[[ DATA TO EXAMINE, beginning ]]

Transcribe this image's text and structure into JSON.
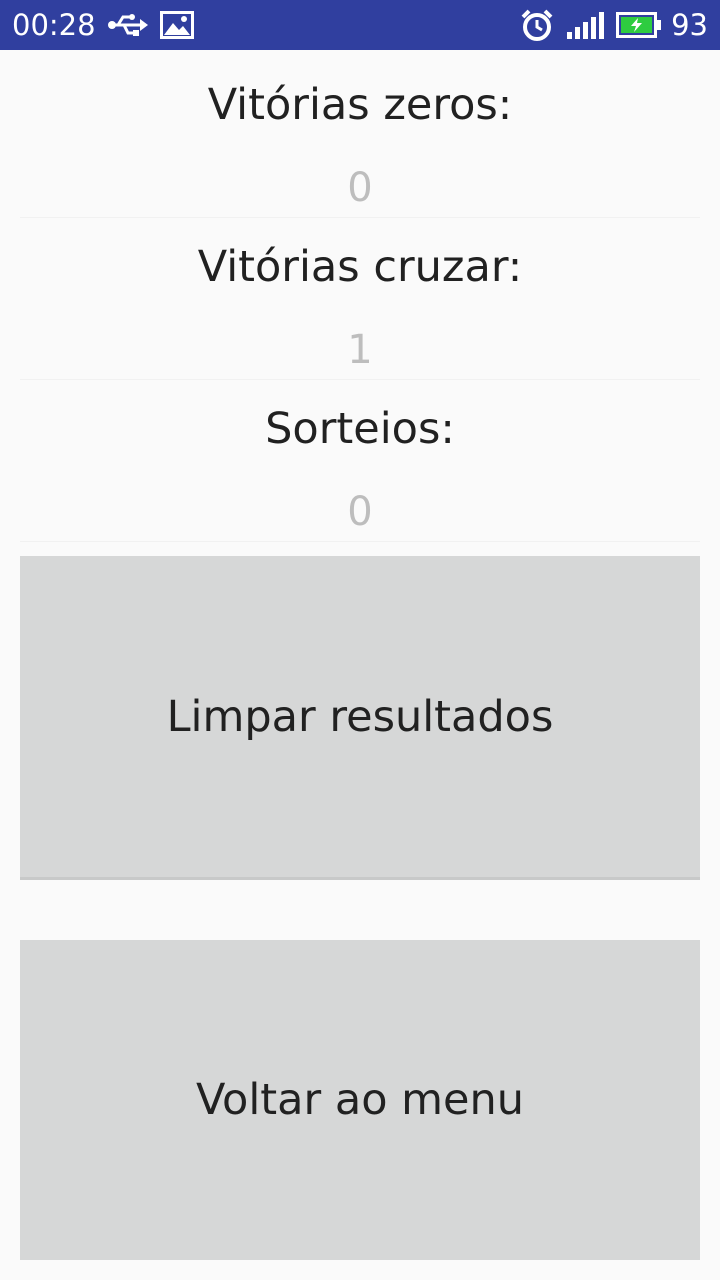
{
  "status_bar": {
    "time": "00:28",
    "battery_level": "93",
    "icons": [
      "usb-icon",
      "image-icon",
      "alarm-icon",
      "signal-icon",
      "battery-charging-icon"
    ],
    "background_color": "#303f9f"
  },
  "stats": [
    {
      "label": "Vitórias zeros:",
      "value": "0"
    },
    {
      "label": "Vitórias cruzar:",
      "value": "1"
    },
    {
      "label": "Sorteios:",
      "value": "0"
    }
  ],
  "buttons": {
    "clear_label": "Limpar resultados",
    "back_label": "Voltar ao menu"
  },
  "colors": {
    "button_background": "#d6d7d7",
    "value_hint_color": "#bdbdbd",
    "text_color": "#212121"
  }
}
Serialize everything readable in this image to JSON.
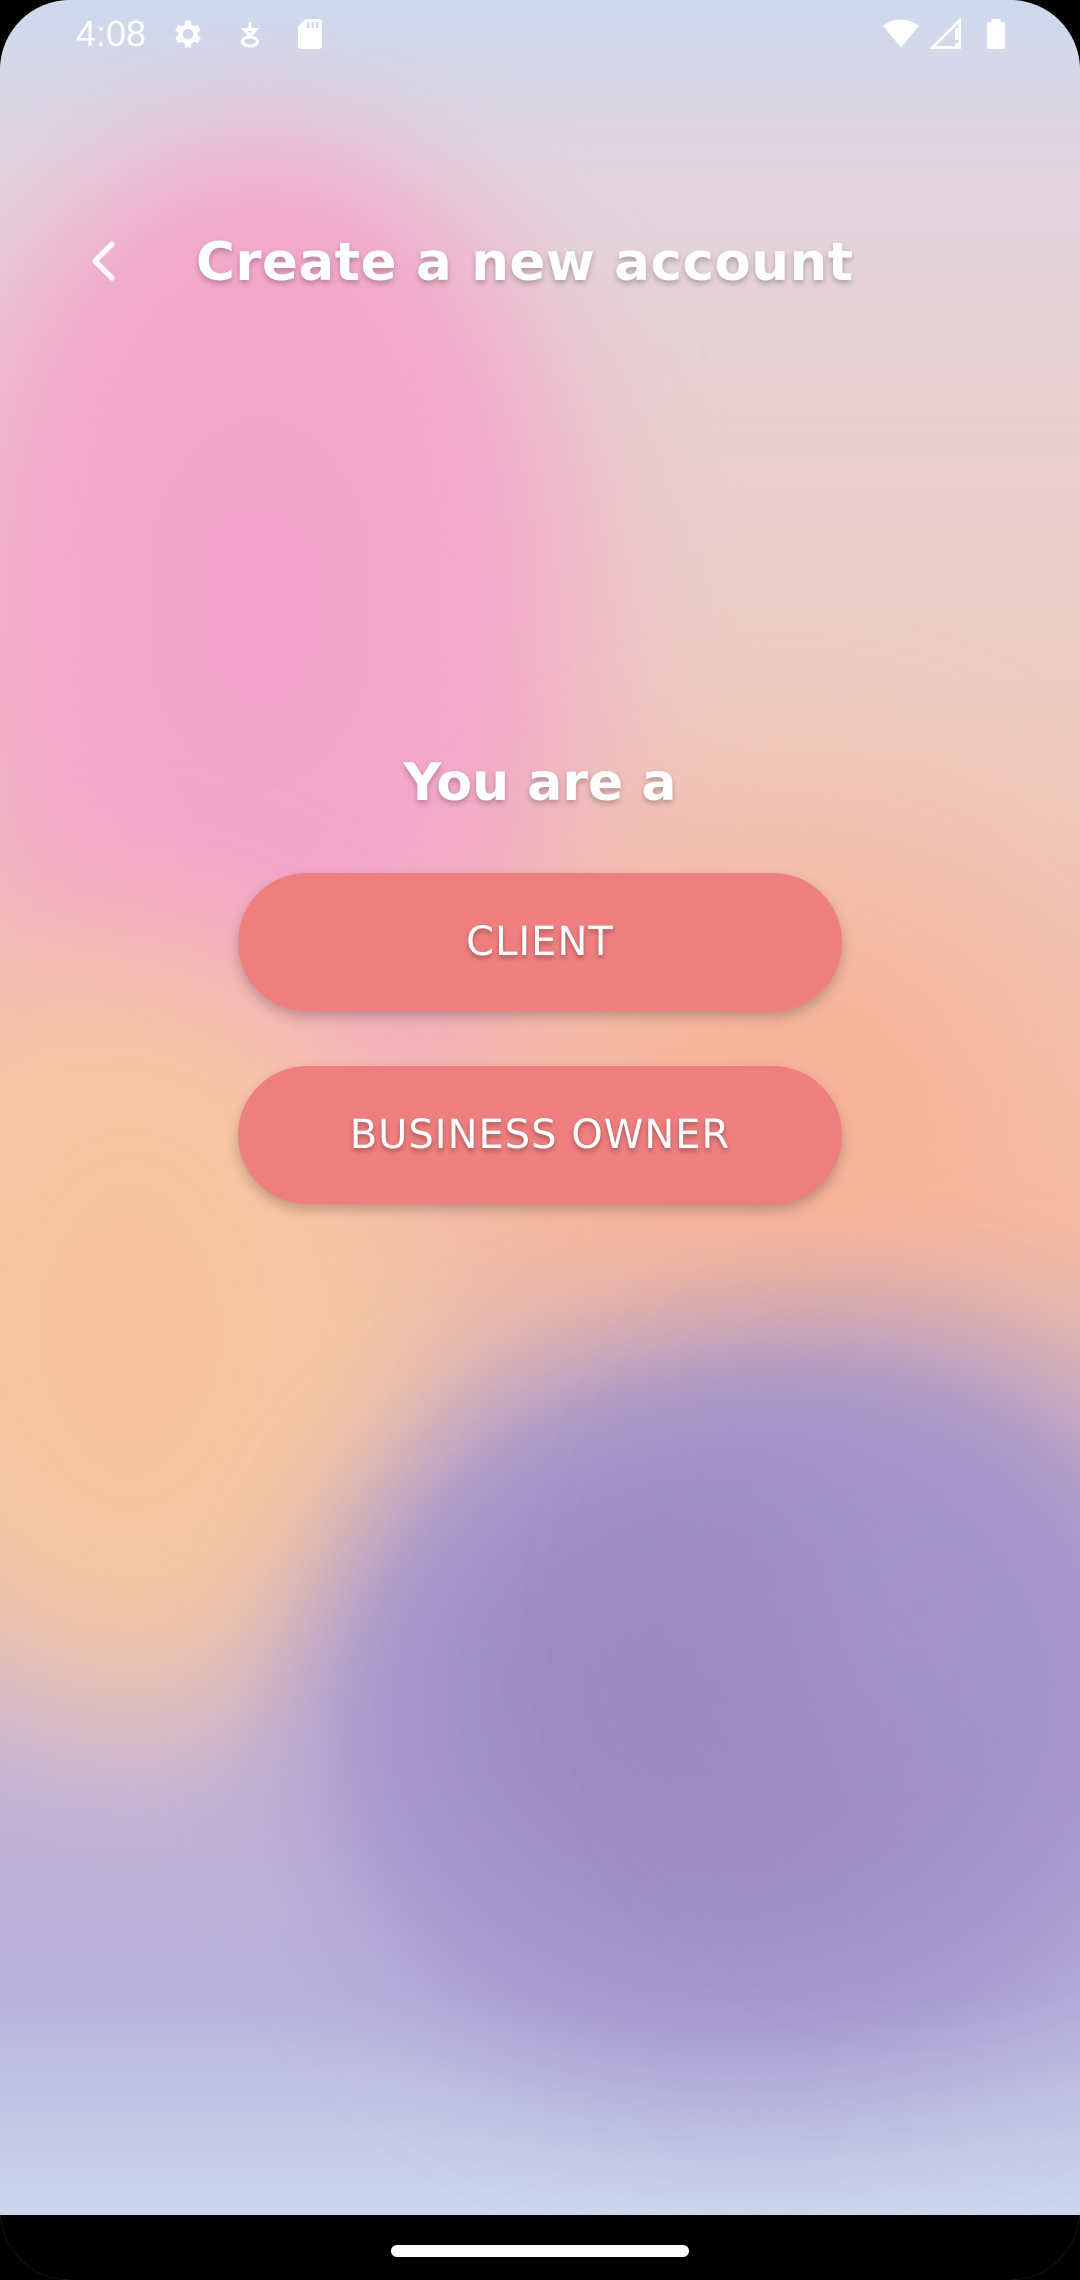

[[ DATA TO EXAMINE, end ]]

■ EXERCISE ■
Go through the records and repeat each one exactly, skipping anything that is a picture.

■ ANSWER TO THIS EXERCISE ■
Transcribe this image's text and structure into JSON.
{
  "status_bar": {
    "time": "00:28",
    "battery_level": "93",
    "icons": [
      "usb-icon",
      "image-icon",
      "alarm-icon",
      "signal-icon",
      "battery-charging-icon"
    ],
    "background_color": "#303f9f"
  },
  "stats": [
    {
      "label": "Vitórias zeros:",
      "value": "0"
    },
    {
      "label": "Vitórias cruzar:",
      "value": "1"
    },
    {
      "label": "Sorteios:",
      "value": "0"
    }
  ],
  "buttons": {
    "clear_label": "Limpar resultados",
    "back_label": "Voltar ao menu"
  },
  "colors": {
    "button_background": "#d6d7d7",
    "value_hint_color": "#bdbdbd",
    "text_color": "#212121"
  }
}
Serialize everything readable in this image to JSON.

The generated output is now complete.